The question is "how do I go from this...

to this?"

I will add links to the items shown on my Shopaholics page. When I say "Shopaholics doing it right" this is what I mean! Buying useful items to help you live in an organized world!

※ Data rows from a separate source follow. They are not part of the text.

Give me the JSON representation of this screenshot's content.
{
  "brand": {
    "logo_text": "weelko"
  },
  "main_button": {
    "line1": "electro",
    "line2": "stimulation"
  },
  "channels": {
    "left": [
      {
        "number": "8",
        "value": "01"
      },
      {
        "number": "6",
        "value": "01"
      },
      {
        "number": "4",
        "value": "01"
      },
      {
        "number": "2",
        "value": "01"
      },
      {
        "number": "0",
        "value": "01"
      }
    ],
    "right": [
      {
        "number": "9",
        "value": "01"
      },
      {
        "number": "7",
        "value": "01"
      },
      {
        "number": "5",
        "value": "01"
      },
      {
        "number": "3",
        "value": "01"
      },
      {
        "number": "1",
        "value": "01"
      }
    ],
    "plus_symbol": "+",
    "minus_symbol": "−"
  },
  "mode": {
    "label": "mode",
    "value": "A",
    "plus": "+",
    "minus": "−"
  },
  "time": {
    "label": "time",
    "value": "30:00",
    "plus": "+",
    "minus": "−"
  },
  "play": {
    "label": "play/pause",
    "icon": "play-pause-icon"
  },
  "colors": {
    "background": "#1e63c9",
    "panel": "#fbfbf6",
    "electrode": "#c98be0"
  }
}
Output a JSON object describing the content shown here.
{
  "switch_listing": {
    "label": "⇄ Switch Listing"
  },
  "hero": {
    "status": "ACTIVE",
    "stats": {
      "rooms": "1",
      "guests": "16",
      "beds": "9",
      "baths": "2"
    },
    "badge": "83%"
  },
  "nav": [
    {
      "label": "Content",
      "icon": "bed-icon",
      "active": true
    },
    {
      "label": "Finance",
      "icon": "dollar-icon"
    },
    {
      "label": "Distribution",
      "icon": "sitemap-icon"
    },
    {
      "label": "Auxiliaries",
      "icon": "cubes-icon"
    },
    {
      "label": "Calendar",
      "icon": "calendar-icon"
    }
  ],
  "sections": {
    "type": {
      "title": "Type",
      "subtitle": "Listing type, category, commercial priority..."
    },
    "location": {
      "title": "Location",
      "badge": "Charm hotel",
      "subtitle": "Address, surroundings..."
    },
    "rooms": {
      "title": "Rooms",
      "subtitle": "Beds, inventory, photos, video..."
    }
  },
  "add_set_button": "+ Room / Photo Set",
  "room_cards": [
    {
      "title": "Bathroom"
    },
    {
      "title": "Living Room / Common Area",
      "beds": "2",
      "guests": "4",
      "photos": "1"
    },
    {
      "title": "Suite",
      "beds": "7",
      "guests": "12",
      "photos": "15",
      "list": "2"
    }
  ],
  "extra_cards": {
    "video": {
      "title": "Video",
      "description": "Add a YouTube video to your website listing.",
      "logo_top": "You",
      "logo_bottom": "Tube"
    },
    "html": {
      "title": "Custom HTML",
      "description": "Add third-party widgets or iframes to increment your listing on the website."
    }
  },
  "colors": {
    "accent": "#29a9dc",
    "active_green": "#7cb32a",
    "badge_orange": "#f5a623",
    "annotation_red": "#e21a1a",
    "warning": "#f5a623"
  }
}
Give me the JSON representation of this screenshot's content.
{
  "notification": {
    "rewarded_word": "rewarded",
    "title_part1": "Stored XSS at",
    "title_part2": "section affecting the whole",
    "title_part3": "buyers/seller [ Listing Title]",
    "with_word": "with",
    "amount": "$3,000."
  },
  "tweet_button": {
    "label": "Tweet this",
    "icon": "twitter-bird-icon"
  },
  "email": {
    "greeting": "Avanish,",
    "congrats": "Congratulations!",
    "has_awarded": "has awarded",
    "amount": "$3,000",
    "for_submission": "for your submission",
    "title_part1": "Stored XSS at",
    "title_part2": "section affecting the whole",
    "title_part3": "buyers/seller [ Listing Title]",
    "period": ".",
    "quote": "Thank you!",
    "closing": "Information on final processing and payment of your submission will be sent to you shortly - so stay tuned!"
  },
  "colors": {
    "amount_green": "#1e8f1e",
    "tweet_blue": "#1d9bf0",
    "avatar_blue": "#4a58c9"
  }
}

So, first things first, we sweep. Yes, you heard me right. You take that broom, and sweep every single item on the floor into a huge pile in the middle of the room. This is essential. The reason being, is that you can't organize ANY room, until you have your first cleared space to start putting things. So first, we need to set up the OUTSIDE of the room. Walls are your friends people. Use them! Every horizontal inch in a kids playroom, for sure, and as much vertical space as they can reach. The less nooks and crannies between furniture, the less Barbie shoes and puzzle pieces they will be able to stuff in there. Now, a minimalist would not agree with this technique. However, I feel that 20 years experience gives me the edge on this, even though I also lean more toward a minimalist type of lifestyle. A child is a child. A child will do what you consistently teach them to do. If you do not teach them, then they do not automatically know how you want them to clean up. And as long as you are willing to put them time into teaching your child what you would like them to do, then there is no reason for your child to have to be a minimalist. It's not natural for them, nor is it a fair expectation of them in MY opinion.

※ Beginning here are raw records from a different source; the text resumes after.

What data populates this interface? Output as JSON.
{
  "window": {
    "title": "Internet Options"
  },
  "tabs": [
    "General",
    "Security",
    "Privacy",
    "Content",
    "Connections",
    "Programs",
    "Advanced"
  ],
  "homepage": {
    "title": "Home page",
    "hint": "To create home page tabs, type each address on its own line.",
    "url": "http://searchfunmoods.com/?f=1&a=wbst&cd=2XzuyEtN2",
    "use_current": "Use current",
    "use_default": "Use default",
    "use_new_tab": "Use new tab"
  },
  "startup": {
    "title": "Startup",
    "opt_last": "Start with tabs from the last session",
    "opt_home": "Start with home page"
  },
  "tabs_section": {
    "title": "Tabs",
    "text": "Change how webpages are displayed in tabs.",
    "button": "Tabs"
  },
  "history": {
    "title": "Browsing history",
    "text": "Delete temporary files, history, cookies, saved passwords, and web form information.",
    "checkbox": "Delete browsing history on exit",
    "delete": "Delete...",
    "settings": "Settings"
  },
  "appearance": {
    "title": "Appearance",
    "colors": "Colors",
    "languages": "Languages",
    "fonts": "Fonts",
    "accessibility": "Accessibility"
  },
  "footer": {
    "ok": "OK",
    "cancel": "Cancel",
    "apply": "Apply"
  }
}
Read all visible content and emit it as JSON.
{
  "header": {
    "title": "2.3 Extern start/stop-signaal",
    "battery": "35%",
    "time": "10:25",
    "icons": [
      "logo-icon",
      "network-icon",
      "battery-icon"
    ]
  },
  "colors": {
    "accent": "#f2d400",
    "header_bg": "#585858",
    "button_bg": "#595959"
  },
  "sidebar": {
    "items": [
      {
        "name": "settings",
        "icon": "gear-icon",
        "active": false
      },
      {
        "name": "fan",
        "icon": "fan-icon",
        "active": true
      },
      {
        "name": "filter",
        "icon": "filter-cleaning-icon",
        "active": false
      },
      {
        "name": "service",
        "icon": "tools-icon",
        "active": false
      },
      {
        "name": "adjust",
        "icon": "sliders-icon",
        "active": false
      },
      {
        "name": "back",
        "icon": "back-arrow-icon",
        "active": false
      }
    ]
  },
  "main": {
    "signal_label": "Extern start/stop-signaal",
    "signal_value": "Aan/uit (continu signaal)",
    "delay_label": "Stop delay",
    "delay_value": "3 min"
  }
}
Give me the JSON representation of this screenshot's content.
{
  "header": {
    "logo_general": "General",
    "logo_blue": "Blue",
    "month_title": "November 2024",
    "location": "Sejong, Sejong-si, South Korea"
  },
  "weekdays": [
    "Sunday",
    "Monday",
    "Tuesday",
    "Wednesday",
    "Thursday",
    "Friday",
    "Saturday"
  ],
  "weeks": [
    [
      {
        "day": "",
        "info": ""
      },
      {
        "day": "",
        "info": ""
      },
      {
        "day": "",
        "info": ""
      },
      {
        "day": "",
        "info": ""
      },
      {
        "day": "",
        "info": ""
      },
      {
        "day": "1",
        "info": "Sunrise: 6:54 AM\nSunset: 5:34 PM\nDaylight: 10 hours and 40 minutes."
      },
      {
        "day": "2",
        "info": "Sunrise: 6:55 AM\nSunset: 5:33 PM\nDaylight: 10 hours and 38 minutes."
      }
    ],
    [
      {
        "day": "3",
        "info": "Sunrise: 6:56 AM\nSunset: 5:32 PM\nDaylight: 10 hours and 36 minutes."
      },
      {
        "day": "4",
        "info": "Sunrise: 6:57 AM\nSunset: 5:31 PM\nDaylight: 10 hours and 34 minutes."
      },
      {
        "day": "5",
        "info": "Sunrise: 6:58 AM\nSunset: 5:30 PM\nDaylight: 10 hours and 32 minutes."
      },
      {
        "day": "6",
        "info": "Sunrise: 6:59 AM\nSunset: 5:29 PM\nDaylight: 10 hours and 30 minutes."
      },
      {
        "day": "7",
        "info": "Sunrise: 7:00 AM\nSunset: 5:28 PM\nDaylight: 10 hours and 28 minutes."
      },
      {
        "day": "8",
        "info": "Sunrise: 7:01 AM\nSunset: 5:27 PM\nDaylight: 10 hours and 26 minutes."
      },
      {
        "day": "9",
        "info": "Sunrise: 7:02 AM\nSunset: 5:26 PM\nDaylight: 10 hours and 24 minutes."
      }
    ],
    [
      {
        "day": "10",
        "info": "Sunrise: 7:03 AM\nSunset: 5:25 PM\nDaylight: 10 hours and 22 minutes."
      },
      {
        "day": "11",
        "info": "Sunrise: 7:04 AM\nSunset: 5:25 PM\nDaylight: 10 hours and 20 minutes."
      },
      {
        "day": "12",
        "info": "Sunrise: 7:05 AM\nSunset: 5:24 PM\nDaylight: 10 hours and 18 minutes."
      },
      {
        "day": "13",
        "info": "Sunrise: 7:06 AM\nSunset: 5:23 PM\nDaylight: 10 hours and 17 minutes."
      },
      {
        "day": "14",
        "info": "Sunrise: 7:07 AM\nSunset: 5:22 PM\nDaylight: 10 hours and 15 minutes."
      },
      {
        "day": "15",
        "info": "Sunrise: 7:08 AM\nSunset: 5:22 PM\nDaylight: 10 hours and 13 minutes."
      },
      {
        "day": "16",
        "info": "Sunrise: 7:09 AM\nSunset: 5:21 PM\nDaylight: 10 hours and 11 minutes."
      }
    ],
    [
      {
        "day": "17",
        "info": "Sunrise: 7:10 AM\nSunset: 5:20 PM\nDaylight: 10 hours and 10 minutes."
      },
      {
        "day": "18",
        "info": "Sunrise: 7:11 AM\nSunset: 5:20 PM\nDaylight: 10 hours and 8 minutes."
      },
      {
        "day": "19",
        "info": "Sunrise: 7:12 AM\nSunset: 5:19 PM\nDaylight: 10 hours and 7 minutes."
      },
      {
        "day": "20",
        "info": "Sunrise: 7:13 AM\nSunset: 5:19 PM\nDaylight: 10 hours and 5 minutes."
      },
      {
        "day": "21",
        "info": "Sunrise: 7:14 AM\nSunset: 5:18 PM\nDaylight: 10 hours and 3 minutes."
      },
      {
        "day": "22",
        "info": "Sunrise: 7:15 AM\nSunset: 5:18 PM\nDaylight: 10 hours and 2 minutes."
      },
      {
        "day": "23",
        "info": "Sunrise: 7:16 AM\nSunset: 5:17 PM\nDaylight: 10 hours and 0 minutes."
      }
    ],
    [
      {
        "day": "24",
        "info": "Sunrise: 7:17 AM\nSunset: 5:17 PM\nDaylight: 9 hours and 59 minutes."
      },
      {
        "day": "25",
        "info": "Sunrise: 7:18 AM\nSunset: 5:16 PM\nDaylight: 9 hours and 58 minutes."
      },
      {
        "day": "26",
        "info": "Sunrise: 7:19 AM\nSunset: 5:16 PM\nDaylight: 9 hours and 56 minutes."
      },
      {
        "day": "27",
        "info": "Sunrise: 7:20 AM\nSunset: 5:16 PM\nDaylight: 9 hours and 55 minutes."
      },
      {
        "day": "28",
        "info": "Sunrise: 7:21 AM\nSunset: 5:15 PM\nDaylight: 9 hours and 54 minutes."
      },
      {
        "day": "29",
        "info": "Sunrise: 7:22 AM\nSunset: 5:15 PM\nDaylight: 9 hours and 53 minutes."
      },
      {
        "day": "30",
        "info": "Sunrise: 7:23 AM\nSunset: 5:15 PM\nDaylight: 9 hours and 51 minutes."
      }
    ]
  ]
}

So, we shelf. We shelf the crap out of the room. First, you need to take all of the larger items that will be staying in the room, and house them. Barbie houses, Hot Wheel tracks etc. Place those along one wall. Then we know how much wall we have left for shelving. As you'll see in a lot of my rooms, I use cube shelving. I do this for several reasons. The first reason is, that it is one of the most economical ways to house small items in playrooms. It also helps create the rule "Only take one box out at a time, and fill it back up and put it away before you get the next box out". The words "Clean up" can be translated in a child's mind into a multitude of different things! "If I put away this ONE item then I have indeed cleaned up" or "Put anything that's on the floor, somewhere on any shelf and that is cleaned up". You never know what that phrase will mean to a child. And so we teach. We do it calmly, and make it fun, and potentially reward earning in the beginning until they have established an acceptable (to you) technique o